> _Requirement_:
Look through the lines below, find those with the word "description", and copy them.

> _Web page and app entries_:
***

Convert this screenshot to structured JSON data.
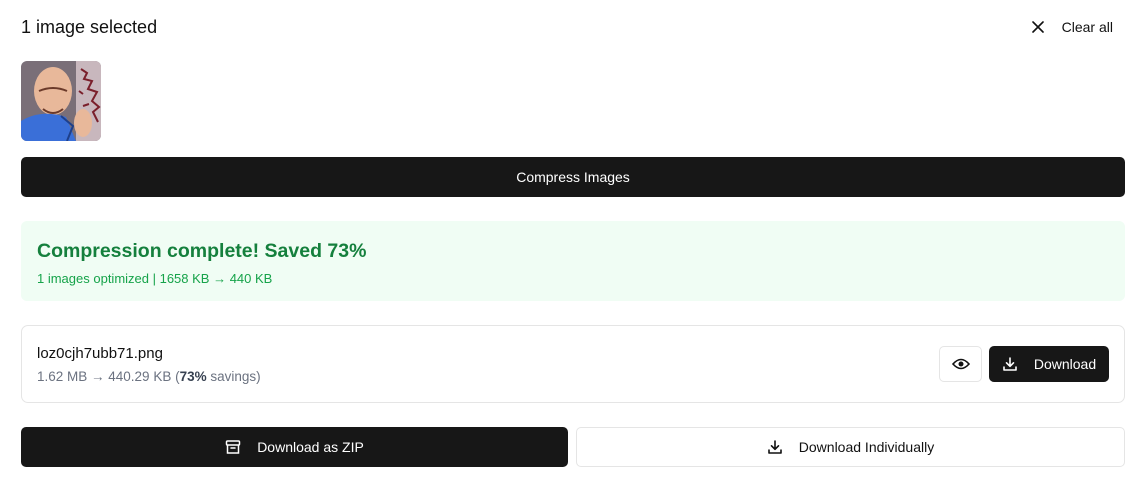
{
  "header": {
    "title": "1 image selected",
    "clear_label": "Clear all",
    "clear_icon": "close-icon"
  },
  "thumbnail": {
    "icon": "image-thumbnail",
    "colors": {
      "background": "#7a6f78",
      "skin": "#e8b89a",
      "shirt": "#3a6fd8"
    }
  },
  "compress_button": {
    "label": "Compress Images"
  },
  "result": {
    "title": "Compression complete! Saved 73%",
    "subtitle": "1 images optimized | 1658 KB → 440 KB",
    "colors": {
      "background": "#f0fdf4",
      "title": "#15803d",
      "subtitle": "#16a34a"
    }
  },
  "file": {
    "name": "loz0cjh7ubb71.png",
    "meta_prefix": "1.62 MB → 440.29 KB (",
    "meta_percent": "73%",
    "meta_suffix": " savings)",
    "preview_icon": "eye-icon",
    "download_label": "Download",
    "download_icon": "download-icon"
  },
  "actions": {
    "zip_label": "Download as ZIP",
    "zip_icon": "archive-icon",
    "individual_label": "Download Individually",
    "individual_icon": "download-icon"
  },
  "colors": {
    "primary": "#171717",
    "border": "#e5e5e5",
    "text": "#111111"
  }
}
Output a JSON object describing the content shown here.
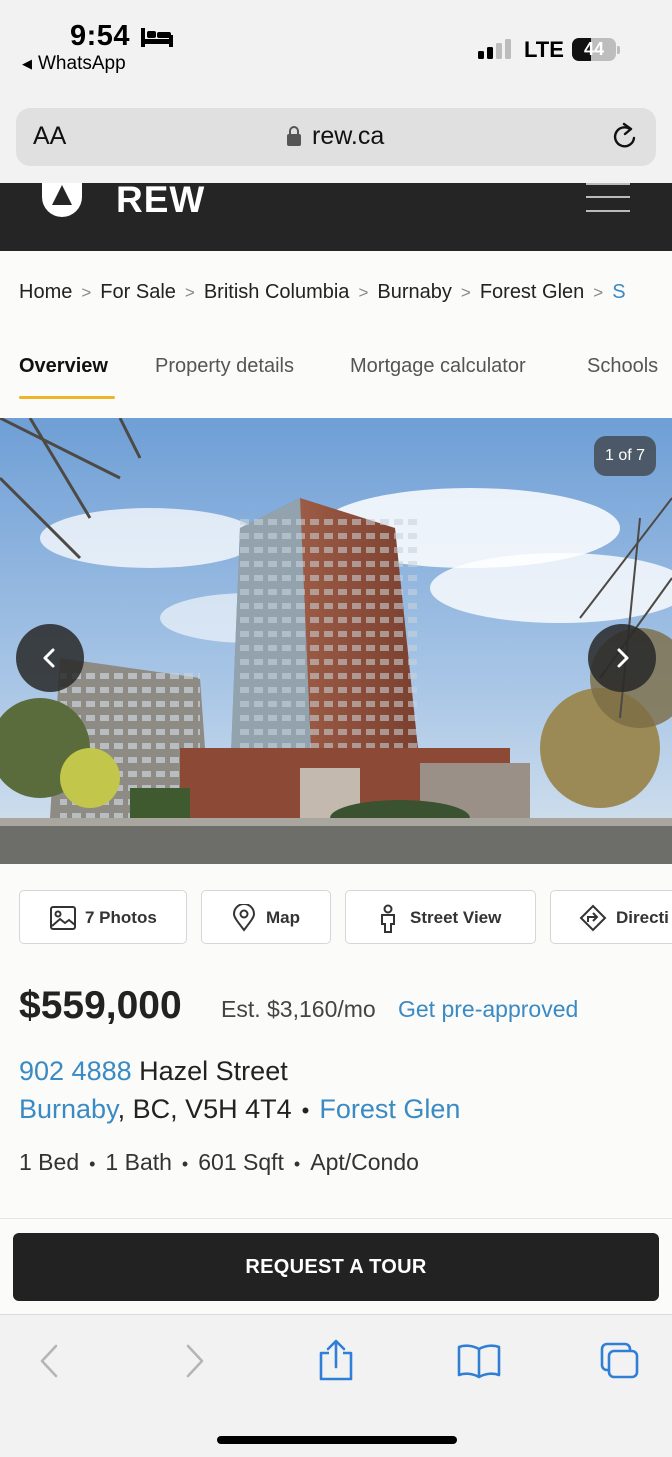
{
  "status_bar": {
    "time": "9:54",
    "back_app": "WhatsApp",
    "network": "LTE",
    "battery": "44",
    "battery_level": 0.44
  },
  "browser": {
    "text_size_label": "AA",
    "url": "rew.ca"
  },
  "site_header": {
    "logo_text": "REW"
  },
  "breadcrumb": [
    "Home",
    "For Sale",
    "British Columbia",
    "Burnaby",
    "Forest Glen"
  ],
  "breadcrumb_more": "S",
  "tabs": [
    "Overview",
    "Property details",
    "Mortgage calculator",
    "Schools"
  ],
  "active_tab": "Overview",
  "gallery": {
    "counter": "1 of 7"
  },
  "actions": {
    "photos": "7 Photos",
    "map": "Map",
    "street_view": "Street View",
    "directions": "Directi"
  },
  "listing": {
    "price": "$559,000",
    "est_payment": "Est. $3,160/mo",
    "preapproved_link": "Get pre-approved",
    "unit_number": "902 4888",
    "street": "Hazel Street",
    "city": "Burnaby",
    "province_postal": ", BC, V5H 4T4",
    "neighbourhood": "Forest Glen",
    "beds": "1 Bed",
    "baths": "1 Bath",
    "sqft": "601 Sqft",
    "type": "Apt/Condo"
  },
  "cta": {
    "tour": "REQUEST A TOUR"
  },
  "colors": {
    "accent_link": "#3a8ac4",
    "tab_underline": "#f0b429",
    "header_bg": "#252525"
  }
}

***

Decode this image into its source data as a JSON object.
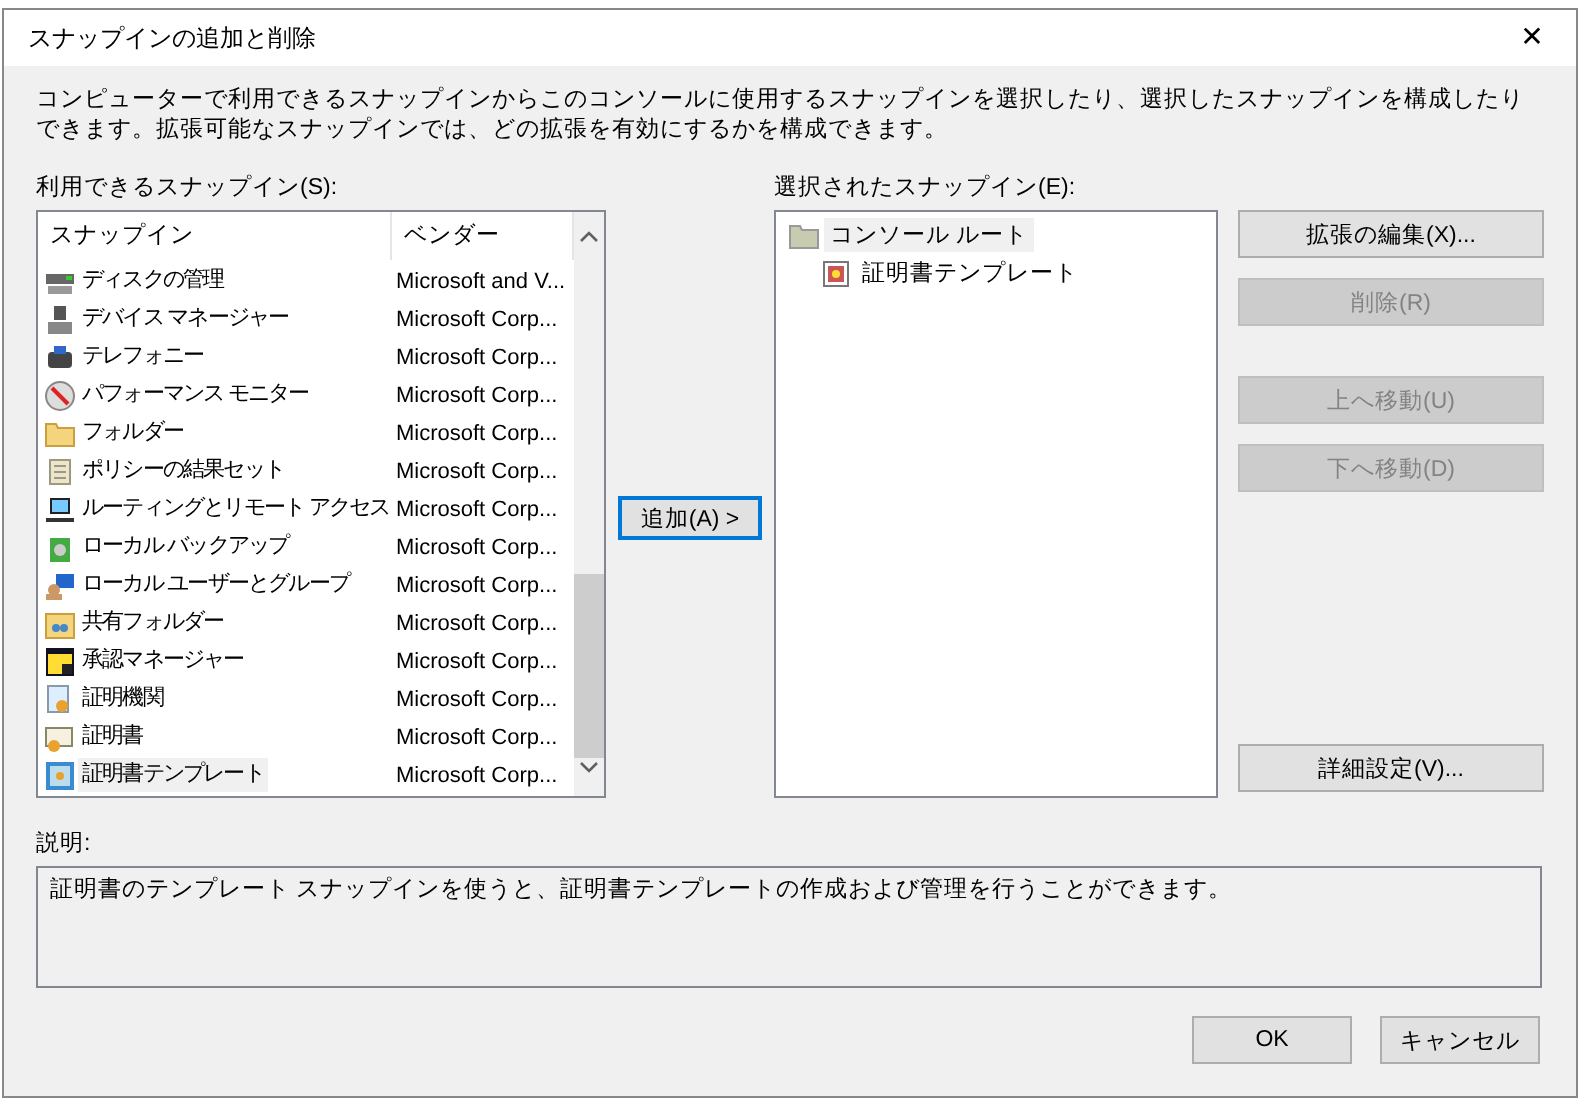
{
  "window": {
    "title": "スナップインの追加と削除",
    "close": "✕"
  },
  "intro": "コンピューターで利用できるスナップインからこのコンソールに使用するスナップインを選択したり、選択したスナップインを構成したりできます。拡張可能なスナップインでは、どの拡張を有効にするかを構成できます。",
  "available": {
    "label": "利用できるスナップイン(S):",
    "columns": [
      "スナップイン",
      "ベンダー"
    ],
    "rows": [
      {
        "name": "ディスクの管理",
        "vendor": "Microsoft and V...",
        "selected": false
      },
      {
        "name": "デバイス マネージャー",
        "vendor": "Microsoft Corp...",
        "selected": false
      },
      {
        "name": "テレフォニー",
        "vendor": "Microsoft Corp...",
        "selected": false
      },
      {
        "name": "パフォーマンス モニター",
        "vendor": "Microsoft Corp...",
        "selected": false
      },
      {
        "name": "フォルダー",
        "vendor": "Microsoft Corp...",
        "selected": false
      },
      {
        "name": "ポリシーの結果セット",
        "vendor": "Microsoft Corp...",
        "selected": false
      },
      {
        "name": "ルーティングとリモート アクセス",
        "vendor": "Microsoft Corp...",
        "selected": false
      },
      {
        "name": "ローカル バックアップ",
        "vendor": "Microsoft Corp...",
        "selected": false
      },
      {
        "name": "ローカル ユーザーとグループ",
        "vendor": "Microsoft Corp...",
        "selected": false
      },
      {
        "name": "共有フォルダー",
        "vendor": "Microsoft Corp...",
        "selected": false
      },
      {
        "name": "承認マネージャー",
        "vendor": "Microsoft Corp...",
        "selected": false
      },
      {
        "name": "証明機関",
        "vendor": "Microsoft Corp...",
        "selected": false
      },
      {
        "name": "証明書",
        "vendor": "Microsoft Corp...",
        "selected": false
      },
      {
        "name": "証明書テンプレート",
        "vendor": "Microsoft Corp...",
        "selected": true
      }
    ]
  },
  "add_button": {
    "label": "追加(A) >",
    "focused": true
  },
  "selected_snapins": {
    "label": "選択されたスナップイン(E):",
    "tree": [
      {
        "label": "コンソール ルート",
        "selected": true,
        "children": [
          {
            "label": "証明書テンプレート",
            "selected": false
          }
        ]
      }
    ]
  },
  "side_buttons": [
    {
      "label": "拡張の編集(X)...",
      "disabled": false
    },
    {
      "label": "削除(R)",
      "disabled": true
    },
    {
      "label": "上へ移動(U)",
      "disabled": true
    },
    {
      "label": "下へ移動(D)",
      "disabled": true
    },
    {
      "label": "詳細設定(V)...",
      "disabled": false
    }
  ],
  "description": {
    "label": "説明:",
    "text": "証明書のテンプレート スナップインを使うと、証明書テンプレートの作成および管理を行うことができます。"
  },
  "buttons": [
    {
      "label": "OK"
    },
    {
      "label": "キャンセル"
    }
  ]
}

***

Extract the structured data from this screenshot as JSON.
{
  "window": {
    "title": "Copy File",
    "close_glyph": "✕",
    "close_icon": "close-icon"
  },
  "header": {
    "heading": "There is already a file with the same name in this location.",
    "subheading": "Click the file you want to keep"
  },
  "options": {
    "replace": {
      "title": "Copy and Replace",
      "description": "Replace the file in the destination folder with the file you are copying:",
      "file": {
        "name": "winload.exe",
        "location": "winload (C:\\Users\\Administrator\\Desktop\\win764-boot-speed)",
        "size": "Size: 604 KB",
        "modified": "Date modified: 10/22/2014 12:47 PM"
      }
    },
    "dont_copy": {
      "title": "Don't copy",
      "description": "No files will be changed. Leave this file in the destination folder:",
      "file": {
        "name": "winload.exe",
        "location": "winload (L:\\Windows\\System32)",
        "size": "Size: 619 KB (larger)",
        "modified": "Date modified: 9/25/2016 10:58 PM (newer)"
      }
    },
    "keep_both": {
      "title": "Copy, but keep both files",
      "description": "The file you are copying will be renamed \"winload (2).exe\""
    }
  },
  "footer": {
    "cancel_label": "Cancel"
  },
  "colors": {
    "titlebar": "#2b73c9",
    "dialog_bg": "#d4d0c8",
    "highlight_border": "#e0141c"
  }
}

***

> _Task result_:
  "description": {
      "description": "Replace the file in the destination folder with the file you are copying:",
      "description": "No files will be changed. Leave this file in the destination folder:",
      "description": "The file you are copying will be renamed \"winload (2).exe\""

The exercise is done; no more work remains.